Climate change manifests itself in many ways, and affects all parts of the globe. One particularly striking manifestation is the “bleaching” of corals. We frequently hear reports that large parts of the Great Barrier Reef have undergone bleaching, but many other areas where corals live are also affected.
Corals live in a symbiosis with photosynthetic algae called Zooxanthellae. These algae benefit from nutrients and protection from the coral, whilst providing it with energy from their photosynthesis. Coral bleaching is triggered by a number of stressors such as increased water temperature and ocean acidification, the main causes are linked with climate change. During the process of bleaching, corals expel the Zooxanthellae as a fight or flight type response. The main constituents of coral colour are attributed to Zooxanthellae, hence in their absence the coral turns white (or bleaches), which is the colour of the calcium carbonate skeleton being exposed.
Coral reefs are of significant value through the protection they offer to coasts, the livelihoods and food security they offer, and through the tourism they attract. Detection of the early onset of coral diseases and bleaching is important for their mitigation. However, monitoring of reefs is expensive, for high-resolution surveys rely on divers who can only cover relatively small areas, need to be experienced and who may not be able to work as often as required. Larger areas can be covered using satellites, but at the expense of spatial and spectral resolution. This proposed technique aims to improve on the shortcomings of both approaches and complement them.
Corals and the Zooxanthellae contain naturally fluorescent proteins (FPs) as well as chlorophyll, which has a well-established fluorescence emission. The presence of FPs can be used as a marker of coral health and the presence of the chlorophyll-rich Zooxanthellae for the absence of bleaching. Work reported in JSI—Journal of Spectral Imaging (https://doi.org/10.1255/jsi.2019.a7) from Jonathan Teague and colleagues at the University of Bristol, UK, and Sealife London Aquarium offers a possible solution through the use an underwater remotely operated vehicle (ROV) equipped with a fluorescence hyperspectral imaging camera.
The authors have shown that the optimum excitation for corals’ FPs is in the UV and blue (395–405 nm and 440 nm). This provides sufficient energy to excite corals at a reasonable distance (approximately 1 m) and high enough power to mitigate against the effects of light absorption by seawater.
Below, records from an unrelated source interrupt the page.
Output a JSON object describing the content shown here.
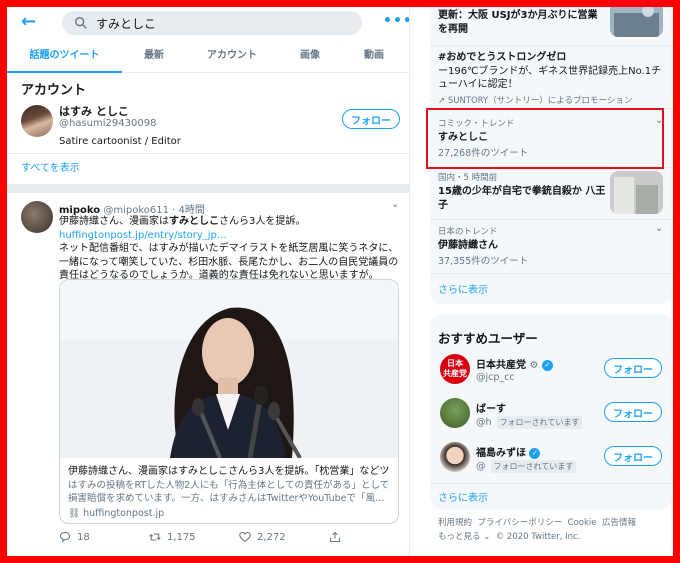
{
  "search": {
    "query": "すみとしこ"
  },
  "tabs": [
    {
      "label": "話題のツイート"
    },
    {
      "label": "最新"
    },
    {
      "label": "アカウント"
    },
    {
      "label": "画像"
    },
    {
      "label": "動画"
    }
  ],
  "accounts": {
    "heading": "アカウント",
    "name": "はすみ としこ",
    "handle": "@hasumi29430098",
    "bio": "Satire cartoonist / Editor",
    "follow_label": "フォロー",
    "show_all": "すべてを表示"
  },
  "tweet": {
    "author": "mipoko",
    "handle": "@mipoko611",
    "time": "4時間",
    "line1_pre": "伊藤詩織さん、漫画家は",
    "line1_bold": "すみとしこ",
    "line1_post": "さんら3人を提訴。",
    "link": "huffingtonpost.jp/entry/story_jp…",
    "body": "ネット配信番組で、はすみが描いたデマイラストを紙芝居風に笑うネタに、一緒になって嘲笑していた、杉田水脈、長尾たかし、お二人の自民党議員の責任はどうなるのでしょうか。道義的な責任は免れないと思いますが。",
    "card": {
      "title": "伊藤詩織さん、漫画家はすみとしこさんら3人を提訴。「枕営業」などツイ…",
      "desc": "はすみの投稿をRTした人物2人にも「行為主体としての責任がある」として損害賠償を求めています。一方、はすみさんはTwitterやYouTubeで「風…",
      "domain": "huffingtonpost.jp"
    },
    "replies": "18",
    "retweets": "1,175",
    "likes": "2,272"
  },
  "trends": {
    "top_title": "更新：大阪 USJが3か月ぶりに営業",
    "top_title2": "を再開",
    "promo_tag": "#おめでとうストロングゼロ",
    "promo_text": "ー196℃ブランドが、ギネス世界記録売上No.1チューハイに認定！",
    "promo_by": "SUNTORY（サントリー）によるプロモーション",
    "t1_meta": "コミック・トレンド",
    "t1_title": "すみとしこ",
    "t1_count": "27,268件のツイート",
    "t2_meta": "国内・5 時間前",
    "t2_title": "15歳の少年が自宅で拳銃自殺か 八王子",
    "t3_meta": "日本のトレンド",
    "t3_title": "伊藤詩織さん",
    "t3_count": "37,355件のツイート",
    "show_more": "さらに表示"
  },
  "who_to_follow": {
    "title": "おすすめユーザー",
    "follows_you": "フォローされています",
    "follow_label": "フォロー",
    "users": [
      {
        "name": "日本共産党",
        "handle": "@jcp_cc",
        "avatar_text": "日本共産党"
      },
      {
        "name": "ばーす",
        "handle": "@h"
      },
      {
        "name": "福島みずほ",
        "handle": "@"
      }
    ],
    "show_more": "さらに表示"
  },
  "footer": {
    "line1": [
      "利用規約",
      "プライバシーポリシー",
      "Cookie",
      "広告情報"
    ],
    "more": "もっと見る ⌄",
    "copyright": "© 2020 Twitter, Inc."
  },
  "colors": {
    "accent": "#1da1f2",
    "highlight": "#e0121a",
    "frame": "#ff0000",
    "jcp_red": "#d7000f"
  }
}
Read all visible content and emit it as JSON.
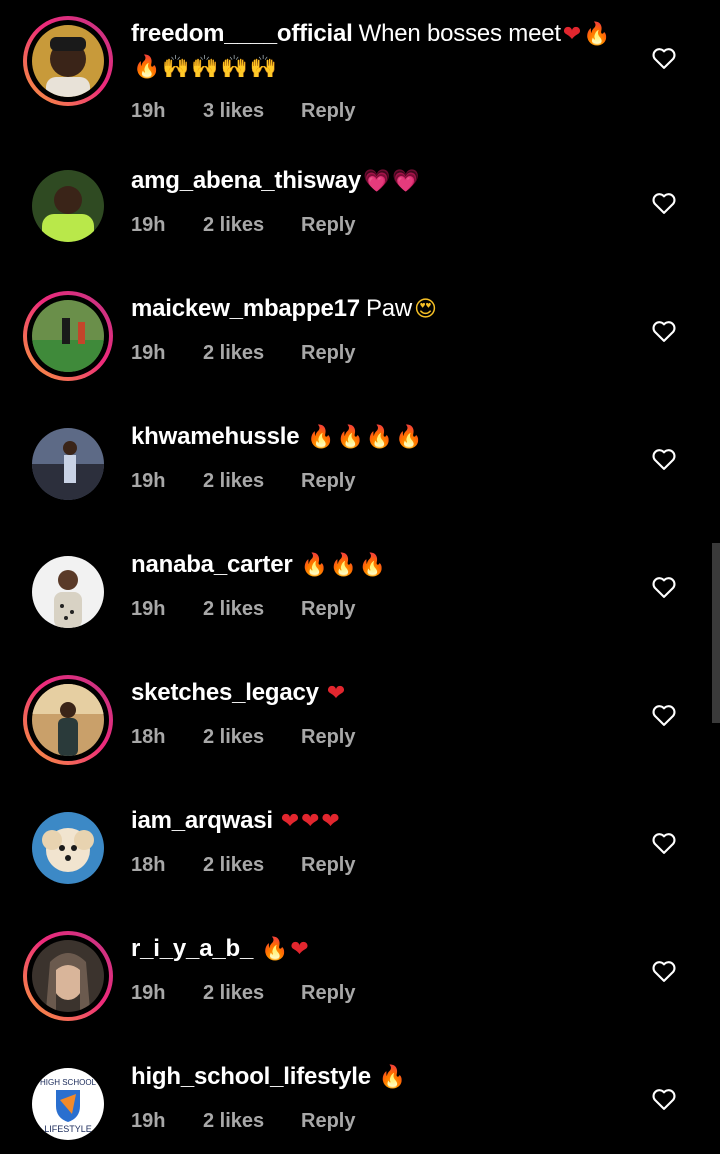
{
  "comments": [
    {
      "username": "freedom____official",
      "text": "When bosses meet",
      "emoji_line1": [
        "heart",
        "fire"
      ],
      "emoji_line2": [
        "fire",
        "hands",
        "hands",
        "hands",
        "hands"
      ],
      "time": "19h",
      "likes": "3 likes",
      "reply": "Reply",
      "story_ring": true,
      "avatar_color": "#c89a3a"
    },
    {
      "username": "amg_abena_thisway",
      "text": "",
      "emoji_line1": [
        "pink-heart",
        "pink-heart"
      ],
      "time": "19h",
      "likes": "2 likes",
      "reply": "Reply",
      "story_ring": false,
      "avatar_color": "#b9e84a"
    },
    {
      "username": "maickew_mbappe17",
      "text": "Paw",
      "emoji_line1": [
        "heart-eyes"
      ],
      "time": "19h",
      "likes": "2 likes",
      "reply": "Reply",
      "story_ring": true,
      "avatar_color": "#3f8a3a"
    },
    {
      "username": "khwamehussle",
      "text": "",
      "emoji_line1": [
        "fire",
        "fire",
        "fire",
        "fire"
      ],
      "time": "19h",
      "likes": "2 likes",
      "reply": "Reply",
      "story_ring": false,
      "avatar_color": "#5d6a86"
    },
    {
      "username": "nanaba_carter",
      "text": "",
      "emoji_line1": [
        "fire",
        "fire",
        "fire"
      ],
      "time": "19h",
      "likes": "2 likes",
      "reply": "Reply",
      "story_ring": false,
      "avatar_color": "#f2f2f2"
    },
    {
      "username": "sketches_legacy",
      "text": "",
      "emoji_line1": [
        "heart"
      ],
      "time": "18h",
      "likes": "2 likes",
      "reply": "Reply",
      "story_ring": true,
      "avatar_color": "#c9a06a"
    },
    {
      "username": "iam_arqwasi",
      "text": "",
      "emoji_line1": [
        "heart",
        "heart",
        "heart"
      ],
      "time": "18h",
      "likes": "2 likes",
      "reply": "Reply",
      "story_ring": false,
      "avatar_color": "#3c89c6"
    },
    {
      "username": "r_i_y_a_b_",
      "text": "",
      "emoji_line1": [
        "fire",
        "heart"
      ],
      "time": "19h",
      "likes": "2 likes",
      "reply": "Reply",
      "story_ring": true,
      "avatar_color": "#6b5a4e"
    },
    {
      "username": "high_school_lifestyle",
      "text": "",
      "emoji_line1": [
        "fire"
      ],
      "time": "19h",
      "likes": "2 likes",
      "reply": "Reply",
      "story_ring": false,
      "avatar_color": "#ffffff",
      "avatar_text_top": "HIGH SCHOOL",
      "avatar_text_bottom": "LIFESTYLE"
    }
  ],
  "like_icon": "heart-outline-icon",
  "colors": {
    "background": "#000000",
    "meta_text": "#a8a8a8",
    "story_ring_start": "#f9a03a",
    "story_ring_end": "#c13584"
  }
}
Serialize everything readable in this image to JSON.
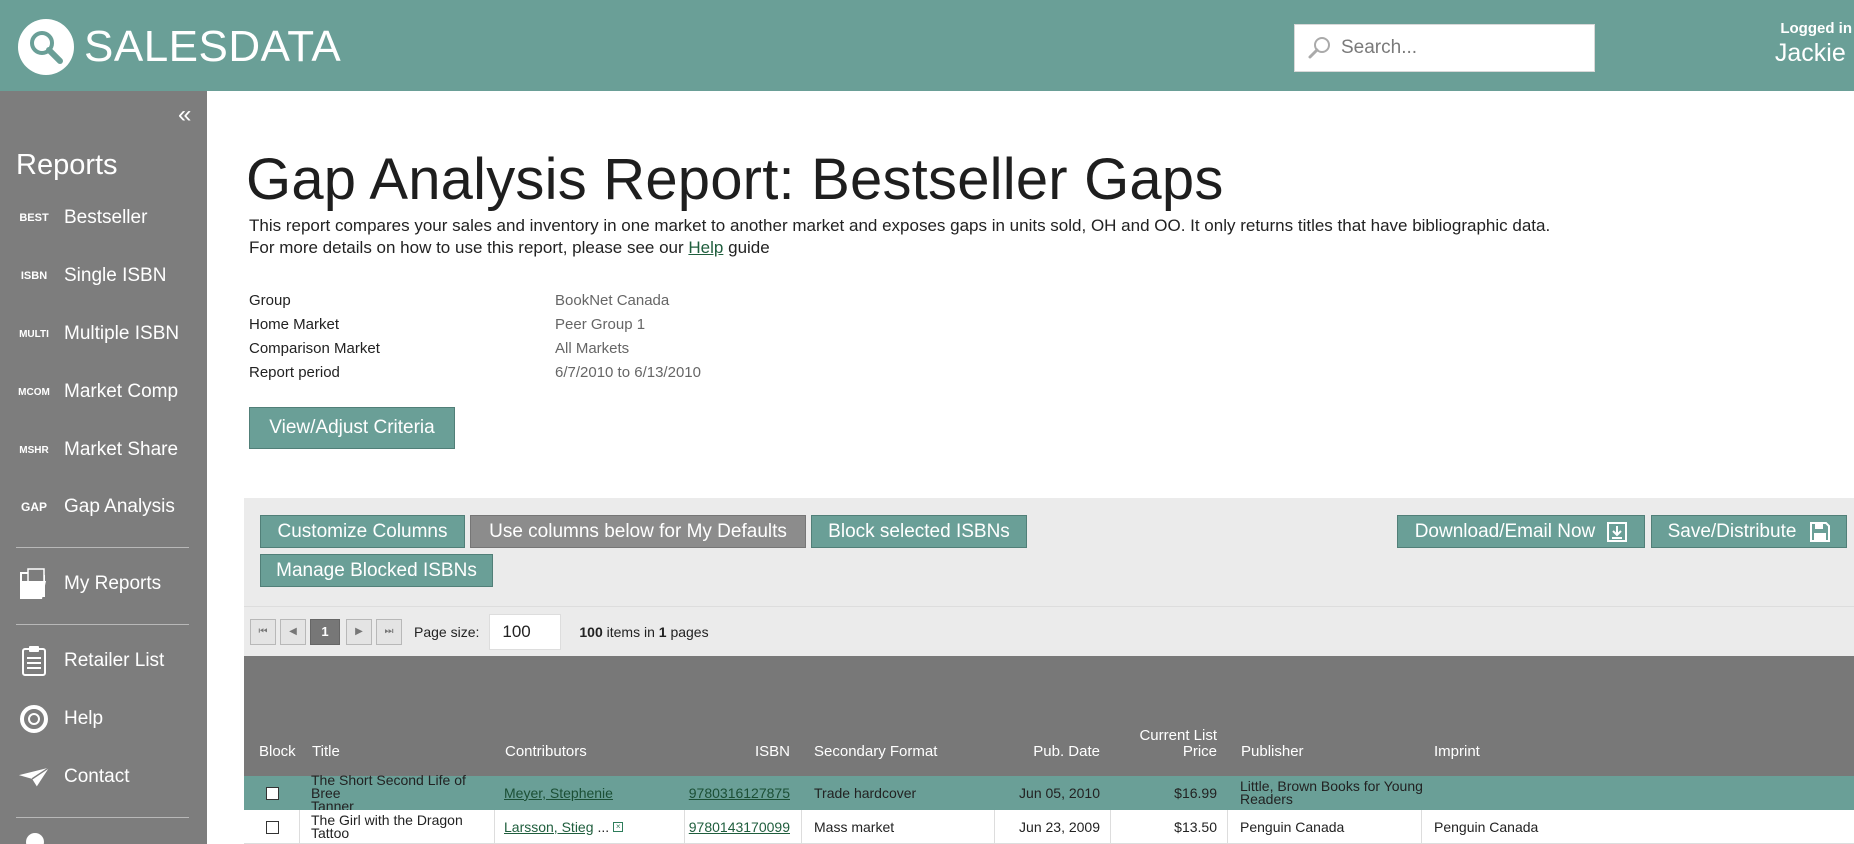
{
  "header": {
    "brand": "SALESDATA",
    "search_placeholder": "Search...",
    "logged_in_label": "Logged in",
    "user_name": "Jackie F"
  },
  "sidebar": {
    "heading": "Reports",
    "items": [
      {
        "icon": "BEST",
        "label": "Bestseller"
      },
      {
        "icon": "ISBN",
        "label": "Single ISBN"
      },
      {
        "icon": "MULTI",
        "label": "Multiple ISBN"
      },
      {
        "icon": "MCOM",
        "label": "Market Comp"
      },
      {
        "icon": "MSHR",
        "label": "Market Share"
      },
      {
        "icon": "GAP",
        "label": "Gap Analysis"
      }
    ],
    "my_reports": "My Reports",
    "retailer_list": "Retailer List",
    "help": "Help",
    "contact": "Contact"
  },
  "report": {
    "title": "Gap Analysis Report: Bestseller Gaps",
    "desc_line1": "This report compares your sales and inventory in one market to another market and exposes gaps in units sold, OH and OO. It only returns titles that have bibliographic data.",
    "desc_line2_prefix": "For more details on how to use this report, please see our",
    "desc_help_link": "Help",
    "desc_line2_suffix": "guide",
    "criteria": [
      {
        "label": "Group",
        "value": "BookNet Canada"
      },
      {
        "label": "Home Market",
        "value": "Peer Group 1"
      },
      {
        "label": "Comparison Market",
        "value": "All Markets"
      },
      {
        "label": "Report period",
        "value": "6/7/2010 to 6/13/2010"
      }
    ],
    "adjust_button": "View/Adjust Criteria"
  },
  "toolbar": {
    "customize": "Customize Columns",
    "defaults": "Use columns below for My Defaults",
    "block": "Block selected ISBNs",
    "manage": "Manage Blocked ISBNs",
    "download": "Download/Email Now",
    "save": "Save/Distribute"
  },
  "pager": {
    "current_page": "1",
    "page_size_label": "Page size:",
    "page_size": "100",
    "items_count": "100",
    "items_text": "items in",
    "pages_count": "1",
    "pages_text": "pages"
  },
  "table": {
    "headers": {
      "block": "Block",
      "title": "Title",
      "contributors": "Contributors",
      "isbn": "ISBN",
      "format": "Secondary Format",
      "pubdate": "Pub. Date",
      "price_l1": "Current List",
      "price_l2": "Price",
      "publisher": "Publisher",
      "imprint": "Imprint"
    },
    "rows": [
      {
        "title_l1": "The Short Second Life of Bree",
        "title_l2": "Tanner",
        "contributor": "Meyer, Stephenie",
        "isbn": "9780316127875",
        "format": "Trade hardcover",
        "pubdate": "Jun 05, 2010",
        "price": "$16.99",
        "publisher_l1": "Little, Brown Books for Young",
        "publisher_l2": "Readers",
        "imprint": ""
      },
      {
        "title_l1": "The Girl with the Dragon Tattoo",
        "title_l2": "",
        "contributor": "Larsson, Stieg",
        "contributor_more": "...",
        "isbn": "9780143170099",
        "format": "Mass market",
        "pubdate": "Jun 23, 2009",
        "price": "$13.50",
        "publisher_l1": "Penguin Canada",
        "publisher_l2": "",
        "imprint": "Penguin Canada"
      }
    ]
  }
}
They propose the use of a portable, fully waterproof, low-cost hyperspectral imaging system that can be mounted on the ROV, which can be driven over a reef to provide a map of the natural fluorescence. This is analogous to the use of a drone with a hyperspectral camera in precision agriculture to map crops in fields. The authors hope to start testing such a system over a coral reef in the next few months.